author={Waldo Tobler},
  journal={Annals of the New York Academy of Sciences},
  • W. Tobler
  • Published 1 November 1973
  • Mathematics
  • Annals of the New York Academy of Sciences
Suppose that one could stretch a geographical map so that areas containing many people would appear large, and areas containing few people would appear small. On a rubber map, for example, every person might be represented by an inked dot. We now imagine the rubber sheet to be stretched so that all the dots are at an equal distance from each other (see Ruston'). If such a map could be constructed, then all perfect political districts should be the same size, for they should contain equal… 

TEN Innovative Ways of Mapping Data About Places

Spatial information about the world and its people has always been at the forefront of visualization. Most people are used to conventional maps of their regions, countries and the world. Such

Analyzing geographic clustered response

A new DEMP algorithm is described, which avoids illegal overlapping of transformed polygons, finds the unique solution that minimizes map distortion, and can accept optional constraints such as fixed boundaries.

Fast flow-based algorithm for creating density-equalizing map projections

A flow-based algorithm whose equations of motion are numerically easier to solve compared with previous methods is introduced, allowing straightforward parallelization so that the calculation takes only a few seconds even for complex and detailed input.

From The Cover: Diffusion-based method for producing density-equalizing maps.

  • M. GastnerM. Newman
  • Physics
    Proceedings of the National Academy of Sciences of the United States of America
  • 2004
The method is conceptually simple and produces useful, elegant, and easily readable maps and is illustrated with applications to the results of the 2000 U.S. presidential election, lung cancer cases in the State of New York, and the geographical distribution of stories appearing in the news.

A New Construction Method for Circle Cartograms

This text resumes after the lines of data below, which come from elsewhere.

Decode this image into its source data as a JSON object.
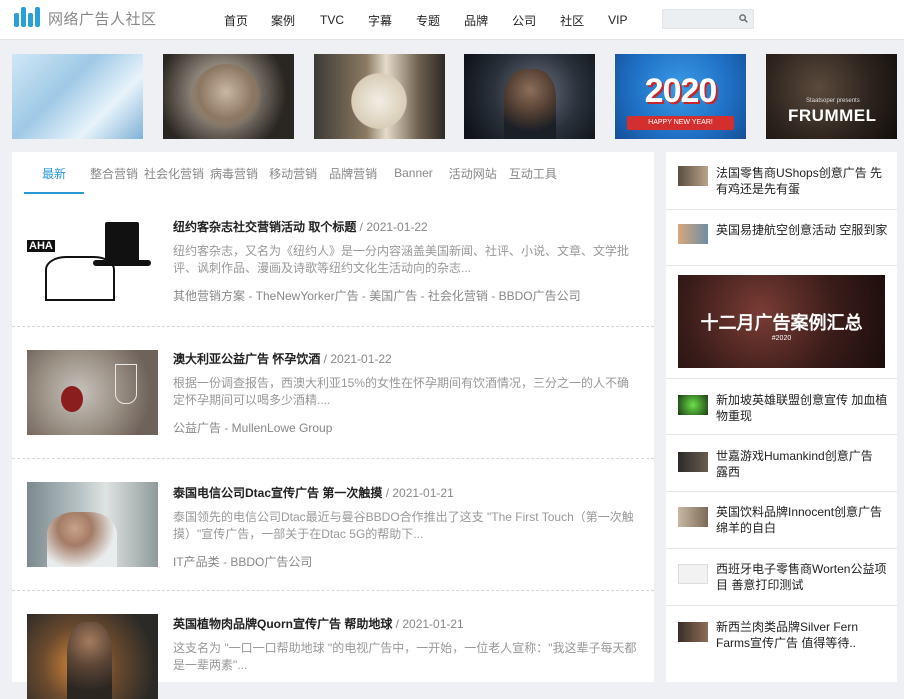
{
  "site": {
    "logo_text": "网络广告人社区",
    "brand_color": "#2aa0d8"
  },
  "nav": {
    "items": [
      "首页",
      "案例",
      "TVC",
      "字幕",
      "专题",
      "品牌",
      "公司",
      "社区",
      "VIP"
    ]
  },
  "search": {
    "placeholder": ""
  },
  "banners": {
    "new_year": {
      "year": "2020",
      "ribbon": "HAPPY NEW YEAR!"
    },
    "frummel": {
      "presents": "Staatsoper presents",
      "brand": "FRUMMEL"
    }
  },
  "tabs": [
    "最新",
    "整合营销",
    "社会化营销",
    "病毒营销",
    "移动营销",
    "品牌营销",
    "Banner",
    "活动网站",
    "互动工具"
  ],
  "articles": [
    {
      "title": "纽约客杂志社交营销活动 取个标题",
      "date": " / 2021-01-22",
      "desc": "纽约客杂志，又名为《纽约人》是一分内容涵盖美国新闻、社评、小说、文章、文学批评、讽刺作品、漫画及诗歌等纽约文化生活动向的杂志...",
      "tags": "其他营销方案 - TheNewYorker广告 - 美国广告 - 社会化营销 - BBDO广告公司",
      "thumb_text": "AHA"
    },
    {
      "title": "澳大利亚公益广告 怀孕饮酒",
      "date": " / 2021-01-22",
      "desc": "根据一份调查报告，西澳大利亚15%的女性在怀孕期间有饮酒情况，三分之一的人不确定怀孕期间可以喝多少酒精....",
      "tags": "公益广告 - MullenLowe Group"
    },
    {
      "title": "泰国电信公司Dtac宣传广告 第一次触摸",
      "date": " / 2021-01-21",
      "desc": "泰国领先的电信公司Dtac最近与曼谷BBDO合作推出了这支 \"The First Touch（第一次触摸）\"宣传广告，一部关于在Dtac 5G的帮助下...",
      "tags": "IT产品类 - BBDO广告公司"
    },
    {
      "title": "英国植物肉品牌Quorn宣传广告 帮助地球",
      "date": " / 2021-01-21",
      "desc": "这支名为 \"一口一口帮助地球 \"的电视广告中，一开始，一位老人宣称：\"我这辈子每天都是一辈两素\"...",
      "tags": ""
    }
  ],
  "sidebar": {
    "items": [
      "法国零售商UShops创意广告 先有鸡还是先有蛋",
      "英国易捷航空创意活动 空服到家",
      "新加坡英雄联盟创意宣传 加血植物重现",
      "世嘉游戏Humankind创意广告 露西",
      "英国饮料品牌Innocent创意广告 绵羊的自白",
      "西班牙电子零售商Worten公益项目 善意打印测试",
      "新西兰肉类品牌Silver Fern Farms宣传广告 值得等待.."
    ],
    "feature": {
      "title": "十二月广告案例汇总",
      "year": "#2020"
    }
  }
}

An area cartogram is a transformed map on which areas of regions are proportional to statistical data values; it is considered to be a powerful tool for the visual representation of statistical data.

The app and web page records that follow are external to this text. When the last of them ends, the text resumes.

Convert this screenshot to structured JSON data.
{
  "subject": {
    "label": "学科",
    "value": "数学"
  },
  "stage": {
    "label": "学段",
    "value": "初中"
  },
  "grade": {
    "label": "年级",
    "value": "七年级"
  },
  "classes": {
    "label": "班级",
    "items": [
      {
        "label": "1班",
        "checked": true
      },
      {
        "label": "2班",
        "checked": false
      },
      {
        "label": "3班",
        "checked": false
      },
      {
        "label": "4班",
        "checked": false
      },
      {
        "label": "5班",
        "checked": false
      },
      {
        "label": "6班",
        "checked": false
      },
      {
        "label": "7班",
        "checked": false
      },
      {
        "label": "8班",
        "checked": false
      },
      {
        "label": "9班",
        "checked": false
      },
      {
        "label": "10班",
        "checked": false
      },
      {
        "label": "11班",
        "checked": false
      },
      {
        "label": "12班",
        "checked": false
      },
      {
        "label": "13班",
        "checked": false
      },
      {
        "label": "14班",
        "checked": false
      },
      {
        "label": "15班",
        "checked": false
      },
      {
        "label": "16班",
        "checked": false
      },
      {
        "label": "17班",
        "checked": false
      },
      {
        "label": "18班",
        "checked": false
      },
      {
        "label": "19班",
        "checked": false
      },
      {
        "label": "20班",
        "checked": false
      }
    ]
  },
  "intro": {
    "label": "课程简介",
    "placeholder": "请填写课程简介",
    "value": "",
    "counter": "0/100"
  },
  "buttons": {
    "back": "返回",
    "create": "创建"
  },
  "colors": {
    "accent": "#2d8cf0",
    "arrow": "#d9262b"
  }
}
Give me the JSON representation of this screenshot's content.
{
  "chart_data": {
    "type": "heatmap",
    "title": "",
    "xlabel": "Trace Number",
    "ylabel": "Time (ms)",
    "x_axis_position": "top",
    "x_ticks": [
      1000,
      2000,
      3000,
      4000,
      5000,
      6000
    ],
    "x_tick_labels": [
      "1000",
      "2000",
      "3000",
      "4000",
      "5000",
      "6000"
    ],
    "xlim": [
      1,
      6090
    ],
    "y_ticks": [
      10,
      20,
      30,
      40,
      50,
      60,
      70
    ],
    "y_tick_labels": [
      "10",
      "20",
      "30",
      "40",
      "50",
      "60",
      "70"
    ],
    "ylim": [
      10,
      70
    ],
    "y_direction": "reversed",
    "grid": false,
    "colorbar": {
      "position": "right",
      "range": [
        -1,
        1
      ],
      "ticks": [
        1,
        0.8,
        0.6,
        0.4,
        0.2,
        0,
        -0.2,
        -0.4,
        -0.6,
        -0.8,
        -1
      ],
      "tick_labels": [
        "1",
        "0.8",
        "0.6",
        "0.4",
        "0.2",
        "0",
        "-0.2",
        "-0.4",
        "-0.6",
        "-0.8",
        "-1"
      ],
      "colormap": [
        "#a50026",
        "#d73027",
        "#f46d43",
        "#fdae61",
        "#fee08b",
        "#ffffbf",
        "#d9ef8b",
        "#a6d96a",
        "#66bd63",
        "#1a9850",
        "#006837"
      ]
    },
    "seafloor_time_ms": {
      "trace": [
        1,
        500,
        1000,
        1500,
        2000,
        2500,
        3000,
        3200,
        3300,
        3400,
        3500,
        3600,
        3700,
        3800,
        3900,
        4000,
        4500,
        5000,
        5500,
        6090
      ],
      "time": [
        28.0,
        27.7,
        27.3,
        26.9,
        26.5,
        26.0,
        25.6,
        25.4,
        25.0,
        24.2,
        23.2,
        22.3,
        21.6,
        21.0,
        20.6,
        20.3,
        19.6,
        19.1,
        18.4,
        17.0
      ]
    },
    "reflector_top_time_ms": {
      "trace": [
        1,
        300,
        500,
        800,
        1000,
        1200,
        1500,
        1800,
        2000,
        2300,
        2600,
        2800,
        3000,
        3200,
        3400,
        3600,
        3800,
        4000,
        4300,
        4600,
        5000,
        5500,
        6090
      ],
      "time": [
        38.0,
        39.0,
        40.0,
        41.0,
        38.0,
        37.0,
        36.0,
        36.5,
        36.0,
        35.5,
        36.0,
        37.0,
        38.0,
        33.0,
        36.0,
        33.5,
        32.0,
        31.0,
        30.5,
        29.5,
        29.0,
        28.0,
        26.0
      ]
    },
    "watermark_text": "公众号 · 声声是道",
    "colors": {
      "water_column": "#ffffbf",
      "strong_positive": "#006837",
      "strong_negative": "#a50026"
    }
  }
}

A New Algorithm for Continuous Area Cartogram Construction with Triangulation of Regions and Restriction on Bearing Changes of Edges

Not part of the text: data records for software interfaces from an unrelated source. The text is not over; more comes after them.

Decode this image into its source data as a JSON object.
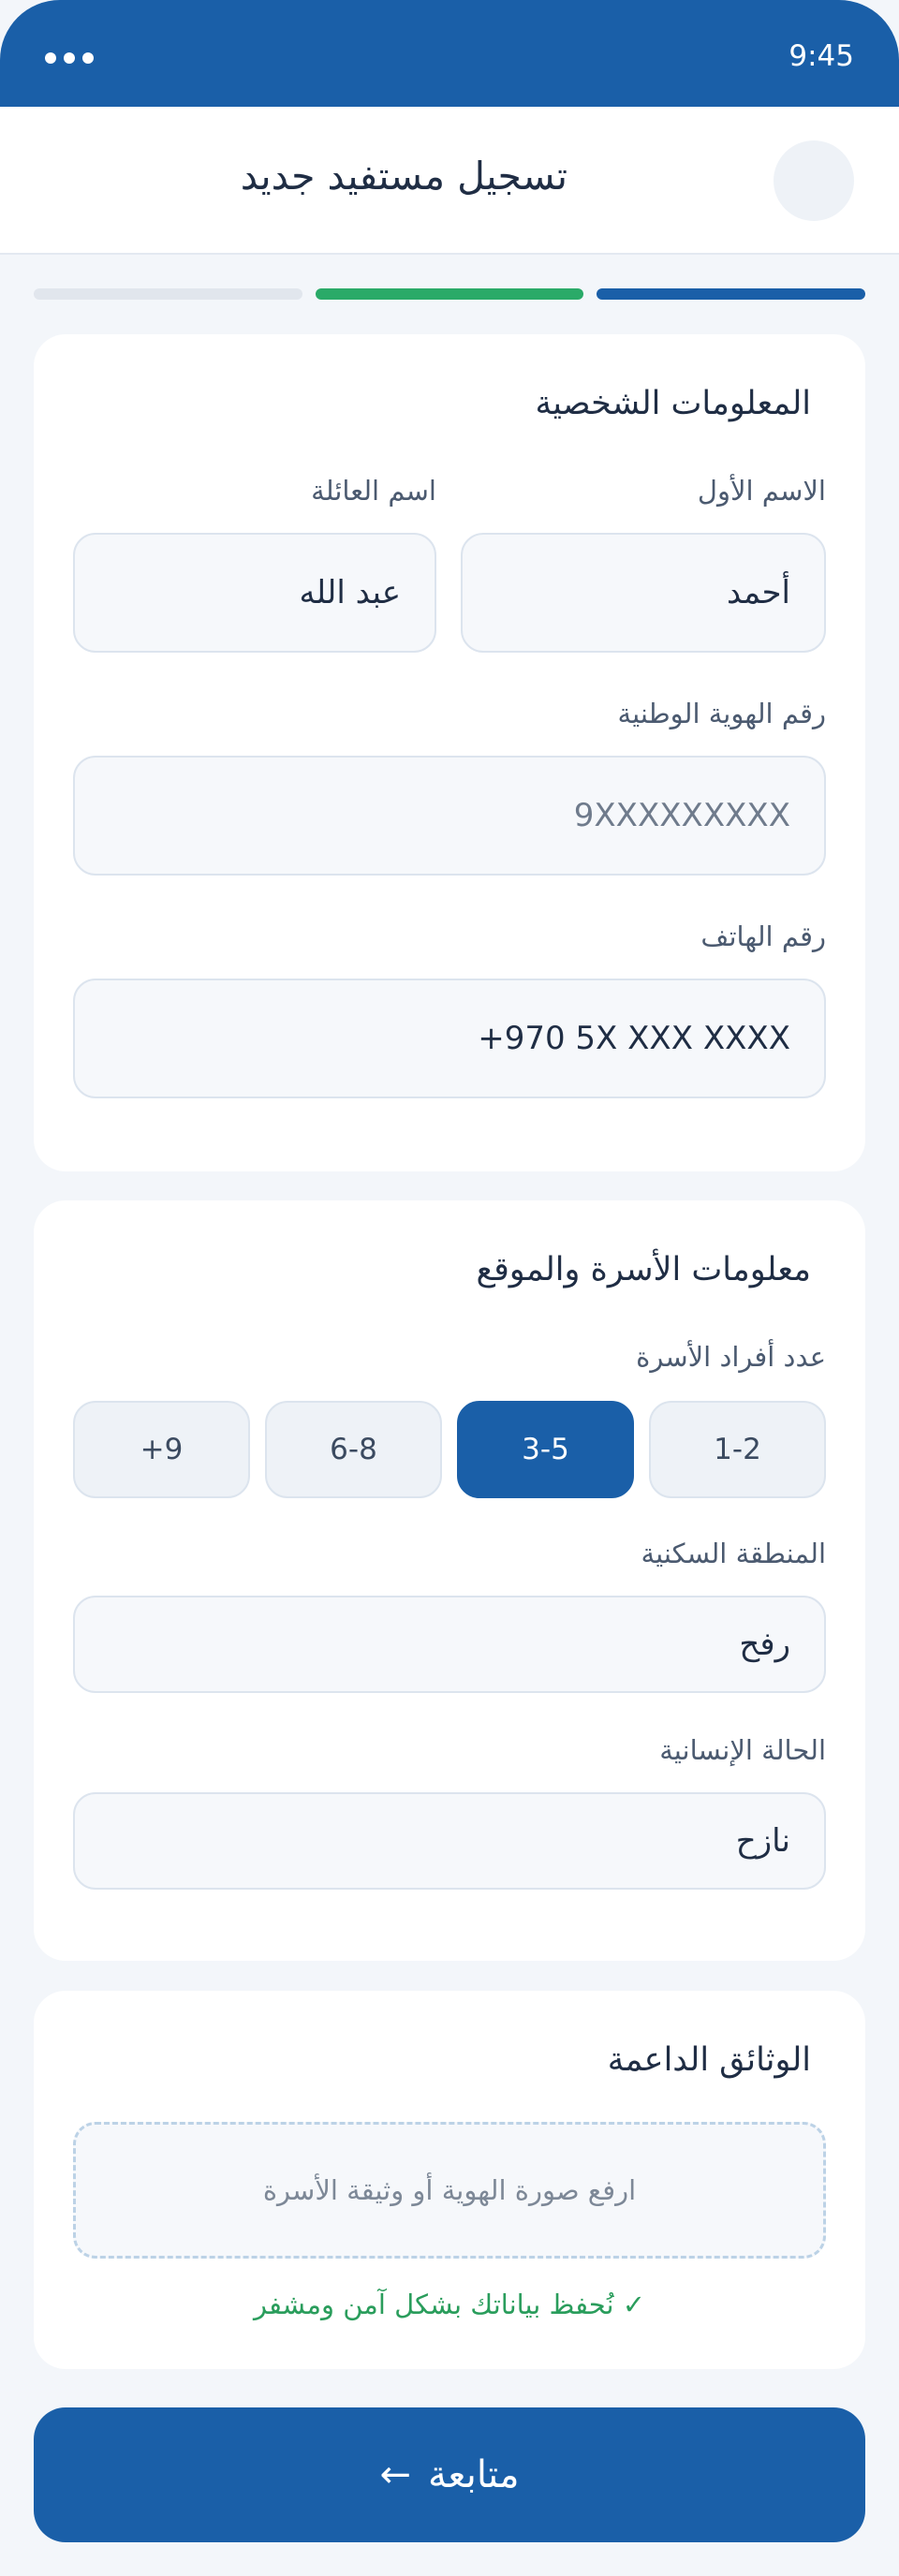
{
  "status": {
    "time": "9:45"
  },
  "header": {
    "title": "تسجيل مستفيد جديد"
  },
  "colors": {
    "primary": "#1a5fa8",
    "success": "#2aaa68",
    "inactive": "#e1e6ed"
  },
  "progress": {
    "steps": [
      "done",
      "current",
      "pending"
    ]
  },
  "personal": {
    "title": "المعلومات الشخصية",
    "first_name_label": "الاسم الأول",
    "first_name_value": "أحمد",
    "family_name_label": "اسم العائلة",
    "family_name_value": "عبد الله",
    "national_id_label": "رقم الهوية الوطنية",
    "national_id_placeholder": "9XXXXXXXXX",
    "phone_label": "رقم الهاتف",
    "phone_placeholder": "+970 5X XXX XXXX"
  },
  "family": {
    "title": "معلومات الأسرة والموقع",
    "size_label": "عدد أفراد الأسرة",
    "size_options": [
      "1-2",
      "3-5",
      "6-8",
      "+9"
    ],
    "size_selected": "3-5",
    "area_label": "المنطقة السكنية",
    "area_value": "رفح",
    "status_label": "الحالة الإنسانية",
    "status_value": "نازح"
  },
  "documents": {
    "title": "الوثائق الداعمة",
    "upload_text": "ارفع صورة الهوية أو وثيقة الأسرة",
    "secure_text": "✓ نُحفظ بياناتك بشكل آمن ومشفر"
  },
  "actions": {
    "continue_label": "متابعة",
    "continue_arrow": "←"
  }
}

This study proposes a construction algorithm that involves triangulation of regions and regularization through restrictions on the bearing changes of the edges in order to obtain visually clear results and application to the USA population datasets reveals that the algorithm has mathematical clarity and is user friendly.

A mathematical model for political districting with compactness consideration and an application to Kentucky Senate districting

The basic redistricting problem is defined as aggregating a set of base (indivisible) units into contiguous geographical areas with almost equal voter population, called districts, and districts into

Density equalizing map projections: A new algorithm

A new DEMP algorithm is described, which avoids illegal overlapping of transformed polygons, finds the unique solution that minimizes map distortion and defines a continuous transformation over the entire map domain.

Mapping cancer: the potential of cartograms and alternative map displays

It is recommended that alternative displays are included in cancer atlases for a perceptually accurate display of the distribution of the burden of cancer over the population, in addition to the familiar choropleth map, if possible given time and budget constraints.

The Visualization of Local Urban Change across Britain

The author shows how the authors' pictures of space can be changed and argues why they should be and designs a particular solution for use in the visualization of high-resolution spatial social structure.



Geographic Area and Map Projections

BASIC truism of geography is that the incidence of phenomena differs from place to place on the surface of the earth. Theoretical treatises that assume a uniformly fertile plain or an even

The spectrum of U.S. 40

Theoretical Geography. 2nd edit

  • Geerlups Lund, Sweden
  • 1966

Map transformations of point patterns

  • Papers Regional Sci
  • 1971